Someone was asking “What is an online classroom artifact?”
Practice creating a sensemaking artifact. Sensemaking.
How do we make sense of what’s happening in this workshop? How do we develop a clear view of the topics?
George Siemens writes that sensemaking occurs in many areas of our personal and organizational life, including crisis situations, routine information seeking, research, and learning. Everyday we are engaged in vague problem-solving without a clear path: a parent raising a child, an employee starting a new job, a doctor without a clear diagnosis for a patient, a student deciding what they want to do in life, and so on. Sensemaking is a daily activity we engage in to respond to uncertainty, complex topics, or changes in settings. Sensemaking is not about truth and getting it right. Sensemaking is about continuing to improve and redraft an emerging story until it becomes comprehensible.
Sensemaking artifacts can include a text post, a slideshow, a video, a podcast, a recorded live performance – basically anything that allows you to express how you came to understand something. According to Siemens, sensemaking artifacts serve two roles:
They reflect the sensemaking activity you experienced – the artifact shows how you connected different concepts within this course or how you came to understand the relationship between different entities.
They are a “sensegiving” tool that teaches others. Sensemaking artifacts are valuable for you to use to self-organize around important ideas, negotiate the scope of a topic, correct each other, and curate key ideas.
How do I create an artifact?
Pick and Choose. Find a wide variety of things to read, watch or play with. There may be a LOT of content associated with your course. You are NOT expected to read and watch everything. Even we facilitators cannot do that. Instead, what you should do is PICK AND CHOOSE content that looks interesting to you and is appropriate for you. If it looks too complicated, don’t read it. If it looks boring, move on to the next item.

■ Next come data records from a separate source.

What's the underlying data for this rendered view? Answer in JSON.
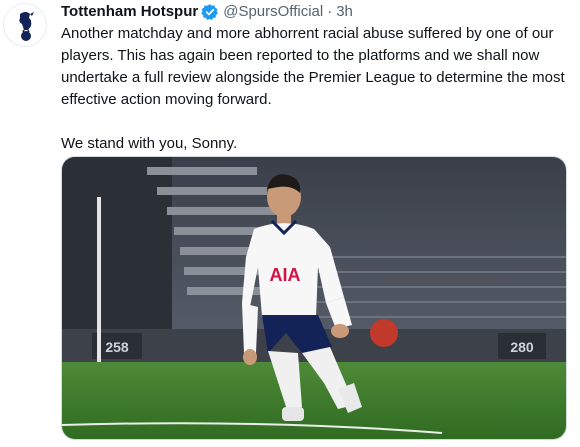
{
  "tweet": {
    "display_name": "Tottenham Hotspur",
    "handle": "@SpursOfficial",
    "separator": "·",
    "time": "3h",
    "paragraphs": [
      "Another matchday and more abhorrent racial abuse suffered by one of our players. This has again been reported to the platforms and we shall now undertake a full review alongside the Premier League to determine the most effective action moving forward.",
      "We stand with you, Sonny."
    ]
  },
  "media": {
    "shirt_sponsor": "AIA",
    "stand_sign_left": "258",
    "stand_sign_right": "280"
  },
  "icons": {
    "avatar": "spurs-crest-icon",
    "verified": "verified-badge-icon"
  },
  "colors": {
    "verified_blue": "#1d9bf0",
    "spurs_navy": "#132257",
    "pitch_green": "#3e7d2a",
    "sponsor_red": "#d31145",
    "muted_text": "#536471"
  }
}
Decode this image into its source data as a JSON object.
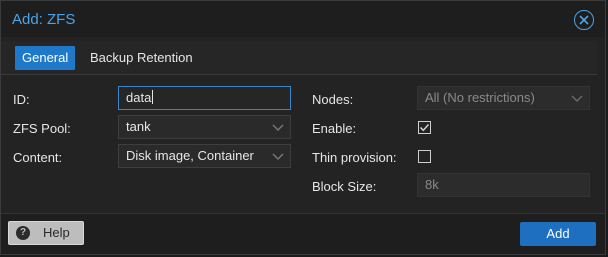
{
  "window": {
    "title": "Add: ZFS"
  },
  "tabs": [
    {
      "label": "General",
      "active": true
    },
    {
      "label": "Backup Retention",
      "active": false
    }
  ],
  "form": {
    "left": {
      "id": {
        "label": "ID:",
        "value": "data"
      },
      "zfs_pool": {
        "label": "ZFS Pool:",
        "value": "tank"
      },
      "content": {
        "label": "Content:",
        "value": "Disk image, Container"
      }
    },
    "right": {
      "nodes": {
        "label": "Nodes:",
        "value": "All (No restrictions)"
      },
      "enable": {
        "label": "Enable:",
        "checked": true
      },
      "thin_provision": {
        "label": "Thin provision:",
        "checked": false
      },
      "block_size": {
        "label": "Block Size:",
        "value": "8k"
      }
    }
  },
  "footer": {
    "help_label": "Help",
    "help_icon": "?",
    "add_label": "Add"
  },
  "colors": {
    "accent": "#1f78c8",
    "title": "#4da3e8"
  }
}
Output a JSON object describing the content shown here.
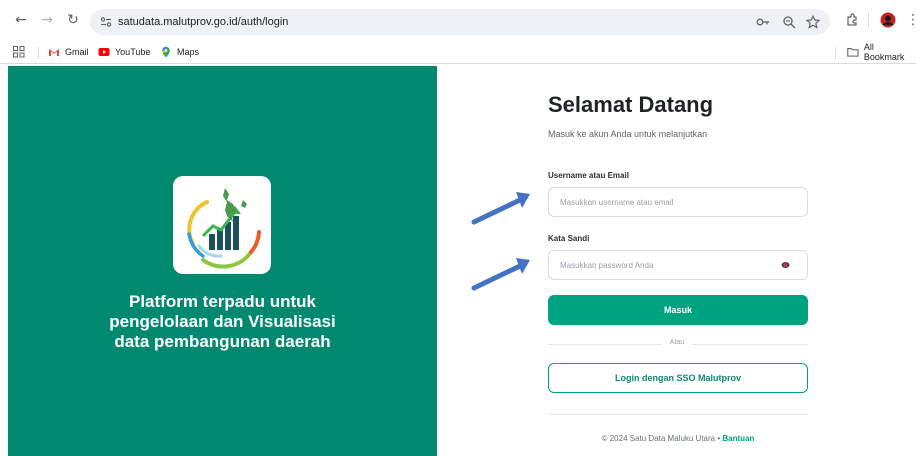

Remix and Re-purpose. We don’t want you simply to repeat what other people have said. We want you to create something of your own. This is probably the hardest step of the process. Remixing is the adoption, alteration, and recombination of what your read, saw, or heard to create something new. Remember that you are not starting from scratch. Nobody every creates something from nothing. That’s why we call this step ‘repurpose’ instead of ‘create’. We want to emphasize that you are working with what you choose in step 1, you are not starting from scratch.
Share and provide feedback. We know, sharing in public is harder. People can see your mistakes. People can see you try things you’re not comfortable with. It’s hard, and it’s sometimes embarrassing. But it’s better. You’ll try harder. You’ll think more about what you’re doing. And you’ll get a greater reward – people will see what you’ve created and connect on it. Sometimes critically, but often (much more often) with support, help and praise. People really appreciate it when you share. After all, what you’re doing when you share is to create material that other people can learn from. Your sharing creates more content for your course. people appreciate that, you will probably appreciate the content other people in the course share with you.
Practice creating artifacts
Your learning will be about how to read or watch, understand, and work with various forms of content and other people to create your own new understanding and knowledge.Your job isn’t to memorize a whole bunch of stuff. Rather, your job is to practice and use different tools to create artifacts.
you can find help making artifacts at:
The site will show you by giving examples. Watch what they do, then practice yourself.
It’s a wonderful experience
George Siemens, Stephen Downes, and Dave Cormier, who facilitated change.mooc.ca, asks you to think of every bit of content you create not simply as content, but as practice creating artifacts.
This will seem awkward at first. But with practice you’ll become an accomplished creator and critic of ideas and knowledge. When the course is working really well, you will see this great cycle of content and creativity begin to feed on itself, people in the course reading, collecting, creating and sharing. It’s a wonderful experience you won’t want to stop when the course is done. Along the way you will get to know each other: better learners interact with each other and with information.
Study well, Bernie